Tony Holden's producing and directing career spans generations of classic Kiwi comedy, from A Week of It, Gliding On, The Billy T James Show, to Spin Doctors. CEO of production company Comedia Pictures since 1985, Holden has also spent four years as TVNZ's manager of commissioning and production.
Lawyer turned satirist AK Grant was writing partner to comedians David McPhail and Jon Gadsby. Together the three created breakthrough comedy hit A Week of It; Grant went on to write for McPhail and Gadsby, Letter to Blanchy and the sitcom version of The Billy T James Show. He passed away on 29 June 2000, at the age of 59.
After making his name as part of comedy troupe Funny Business in the 80s, Willy de Wit found national success when the foursome won their own sketch show in 1988. From there de Wit appeared in a host of comedy shows throughout the 90s, including More Issues, Sportsnight and Comedy Central, before becoming a host on Radio Hauraki in 1998. He stayed with the station for 12 years.
Producer Matt McPhail’s CV includes a number of Kiwi comedy hits. He started his career directing 1990s youth show Ice TV, before helping write and direct internationally successful superhero series Amazing Extraordinary Friends. His producing credits include The Jaquie Brown Diaries, the acclaimed Hounds, and downlowconcept feature Gary of the Pacific.
Billy T James ranks as a key figure in the development of Kiwi comedy. Billy honed his talents as a singer and comedian on stages worldwide, then brought them to a local TV audience on throwback show Radio Times. His self-titled comedy show was a major ratings hit. His turn as the Tainuia kid in Came a Hot Friday is still fondly remembered — as is Billy T's infectious chuckle, black singlet and yellow towel.

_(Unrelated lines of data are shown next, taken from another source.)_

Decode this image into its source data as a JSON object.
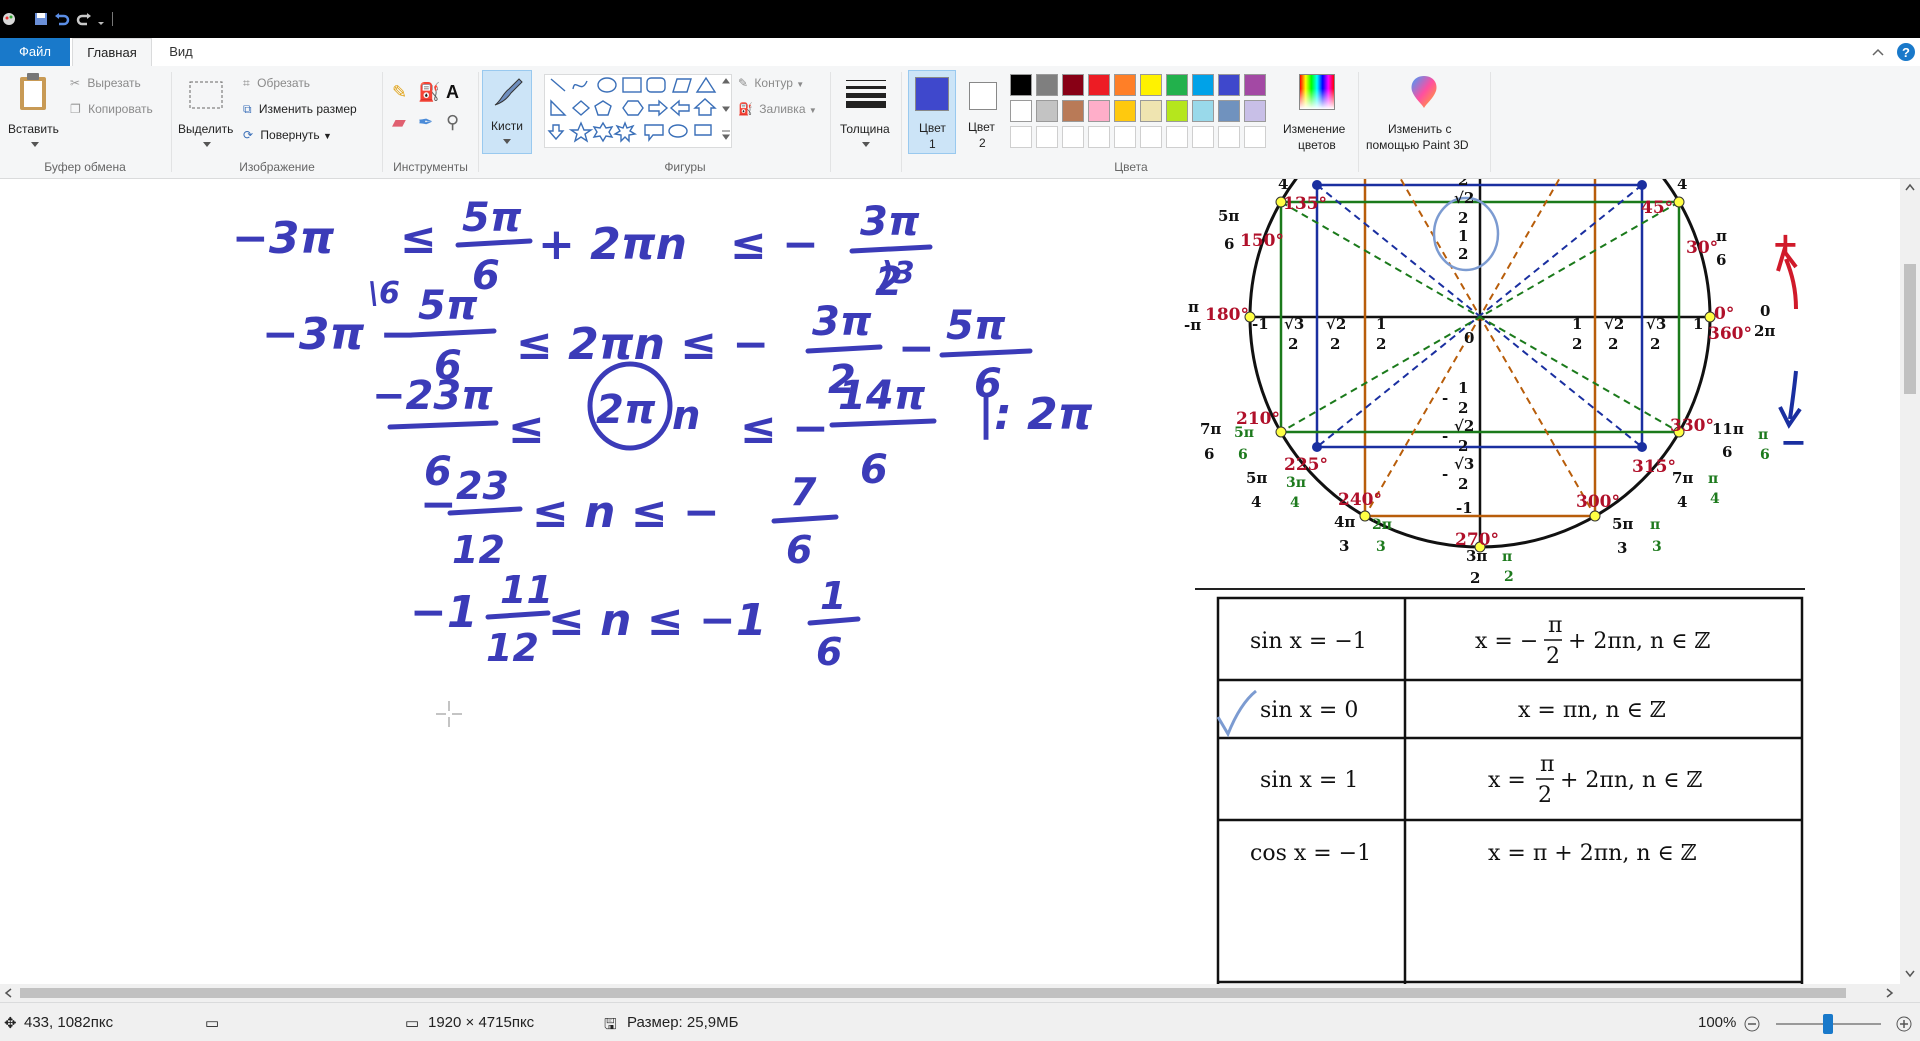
{
  "titlebar": {
    "icons": [
      "paint-app-icon",
      "save-icon",
      "undo-icon",
      "redo-icon",
      "customize-toolbar-icon"
    ]
  },
  "tabs": {
    "file": "Файл",
    "home": "Главная",
    "view": "Вид"
  },
  "ribbon": {
    "clipboard": {
      "paste": "Вставить",
      "cut": "Вырезать",
      "copy": "Копировать",
      "group": "Буфер обмена"
    },
    "image": {
      "select": "Выделить",
      "crop": "Обрезать",
      "resize": "Изменить размер",
      "rotate": "Повернуть",
      "group": "Изображение"
    },
    "tools": {
      "group": "Инструменты"
    },
    "brushes": {
      "label": "Кисти"
    },
    "shapes": {
      "outline": "Контур",
      "fill": "Заливка",
      "group": "Фигуры"
    },
    "size": {
      "label": "Толщина"
    },
    "colors": {
      "color1": "Цвет",
      "color1_num": "1",
      "color2": "Цвет",
      "color2_num": "2",
      "edit_line1": "Изменение",
      "edit_line2": "цветов",
      "paint3d_line1": "Изменить с",
      "paint3d_line2": "помощью Paint 3D",
      "group": "Цвета",
      "color1_value": "#3f48cc",
      "color2_value": "#ffffff",
      "palette_row1": [
        "#000000",
        "#7f7f7f",
        "#880015",
        "#ed1c24",
        "#ff7f27",
        "#fff200",
        "#22b14c",
        "#00a2e8",
        "#3f48cc",
        "#a349a4"
      ],
      "palette_row2": [
        "#ffffff",
        "#c3c3c3",
        "#b97a57",
        "#ffaec9",
        "#ffc90e",
        "#efe4b0",
        "#b5e61d",
        "#99d9ea",
        "#7092be",
        "#c8bfe7"
      ]
    }
  },
  "handwriting": {
    "line1": {
      "a": "−3π",
      "b": "≤",
      "c_num": "5π",
      "c_den": "6",
      "d": "+ 2πn",
      "e": "≤ −",
      "f_num": "3π",
      "f_den": "2",
      "mark": "\\6"
    },
    "line2": {
      "a": "−3π −",
      "b_num": "5π",
      "b_den": "6",
      "c": "≤ 2πn ≤ −",
      "d_num": "3π",
      "d_den": "2",
      "e": "−",
      "f_num": "5π",
      "f_den": "6",
      "mark": ")3"
    },
    "line3": {
      "a_num": "−23π",
      "a_den": "6",
      "b": "≤",
      "c": "2π",
      "d": "n",
      "e": "≤ −",
      "f_num": "14π",
      "f_den": "6",
      "g": "|: 2π"
    },
    "line4": {
      "a": "−",
      "a_num": "23",
      "a_den": "12",
      "b": "≤  n  ≤ −",
      "c_num": "7",
      "c_den": "6"
    },
    "line5": {
      "a": "−1",
      "a_num": "11",
      "a_den": "12",
      "b": "≤  n  ≤ −1",
      "c_num": "1",
      "c_den": "6"
    }
  },
  "unit_circle": {
    "degrees": [
      "135°",
      "45°",
      "150°",
      "30°",
      "180°",
      "0°",
      "360°",
      "210°",
      "330°",
      "225°",
      "315°",
      "240°",
      "300°",
      "270°"
    ],
    "radians": {
      "r_135_den": "4",
      "r_45_den": "4",
      "r_150_num": "5π",
      "r_150_den": "6",
      "r_30_num": "π",
      "r_30_den": "6",
      "r_180_top": "π",
      "r_180_bot": "-π",
      "r_0_top": "0",
      "r_0_bot": "2π",
      "r_210_num": "7π",
      "r_210_den": "6",
      "r_210_alt_num": "5π",
      "r_210_alt_den": "6",
      "r_330_num": "11π",
      "r_330_den": "6",
      "r_330_alt_num": "π",
      "r_330_alt_den": "6",
      "r_225_num": "5π",
      "r_225_den": "4",
      "r_225_alt_num": "3π",
      "r_225_alt_den": "4",
      "r_315_num": "7π",
      "r_315_den": "4",
      "r_315_alt_num": "π",
      "r_315_alt_den": "4",
      "r_240_num": "4π",
      "r_240_den": "3",
      "r_240_alt_num": "2π",
      "r_240_alt_den": "3",
      "r_300_num": "5π",
      "r_300_den": "3",
      "r_300_alt_num": "π",
      "r_300_alt_den": "3",
      "r_270_num": "3π",
      "r_270_den": "2",
      "r_270_alt_num": "π",
      "r_270_alt_den": "2"
    },
    "axis": {
      "neg_one": "-1",
      "one": "1",
      "zero": "0",
      "half": "1",
      "two": "2",
      "sqrt2": "√2",
      "sqrt3": "√3",
      "minus": "-"
    },
    "signs": {
      "plus": "+",
      "minus": "−"
    }
  },
  "formula_table": {
    "rows": [
      {
        "left": "sin x = −1",
        "right": "x = −π/2 + 2πn,  n ∈ ℤ",
        "pre": "x = −",
        "num": "π",
        "den": "2",
        "post": "+ 2πn,  n ∈ ℤ"
      },
      {
        "left": "sin x = 0",
        "right": "x = πn,  n ∈ ℤ"
      },
      {
        "left": "sin x = 1",
        "right": "x = π/2 + 2πn,  n ∈ ℤ",
        "pre": "x =",
        "num": "π",
        "den": "2",
        "post": "+ 2πn,  n ∈ ℤ"
      },
      {
        "left": "cos x = −1",
        "right": "x = π + 2πn,  n ∈ ℤ"
      }
    ]
  },
  "status": {
    "cursor_pos": "433, 1082пкс",
    "canvas_size": "1920 × 4715пкс",
    "file_size": "Размер: 25,9МБ",
    "zoom": "100%"
  }
}
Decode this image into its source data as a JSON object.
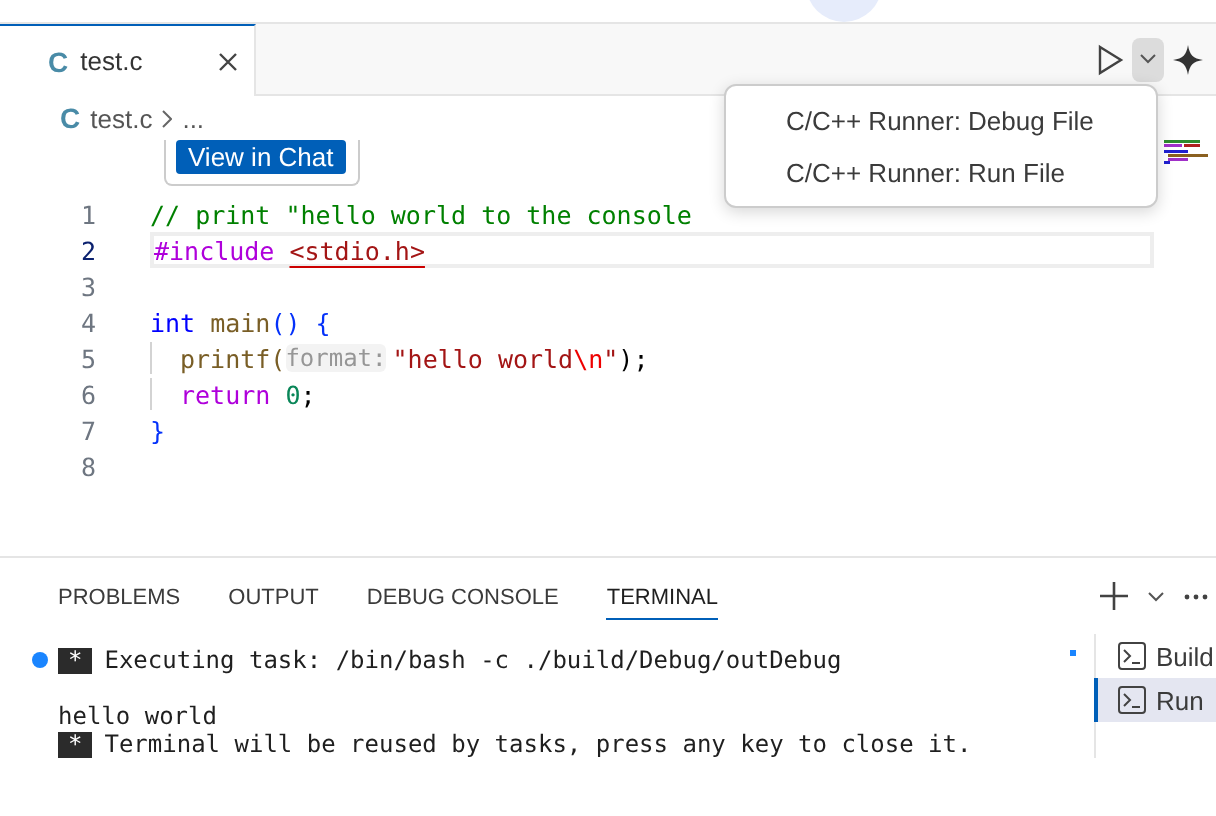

David McPhail's television resume is that of a genuine stayer. Working with Jon Gadsby, his longtime comic partner in crime, McPhail co-starred — and famously impersonated Sir Rob Muldoon — in landmark sketch shows A Week of It and McPhail and Gadsby. Later he helped create the Barry Crump-style yarns of Letter to Blanchy, and played the no-nonsense teacher in Seven Periods with Mr Gormsby.
Writer, producer and actor Paul Yates is a comedic "everyman". His CV includes sketch shows Facelift and Telly Laughs, pre-teen series Freaky and The Killian Curse, and teen sitcom Girl vs Boy. He’s written for popular sitcoms Willy Nilly and Sunny Skies, and is producer and co-writer for Wellington Paranormal, the successful What We Do in the Shadows spin-off.
Stage and screen veteran Rima Te Wiata has showcased her talents as an actor (Hunt for the Wilderpeople), impersonator (More Issues), and singer (Little Shop of Horrors) — often all at the same time. In 2017 Te Wiata was awarded a New Zealand Order of Merit, for her work on film and television.
Allan Martin, OBE, worked as a television executive on both sides of the Tasman, but had his roots in programme making. He began making TV in England in the early 60s. Returning home, he developed influential programmes for the NZBC in Compass and Town and Around. Headhunted by the ABC in Australia, he returned to NZ in 1975 to set up the new second channel, and later became Director-General of TVNZ.
Mark Wright became one of NZ television's most familiar faces in the 1990s, by imitating other people. The drama school graduate became a a reluctant comedian in an era of skit based shows that included Issues, LaughINZ, That Comedy Show, and Newsflash. His work on Issues and Sportsnight won him two NZ Film and Television awards. Wright's CV also includes a long run of stage roles, as well as live MC'ing and film acting.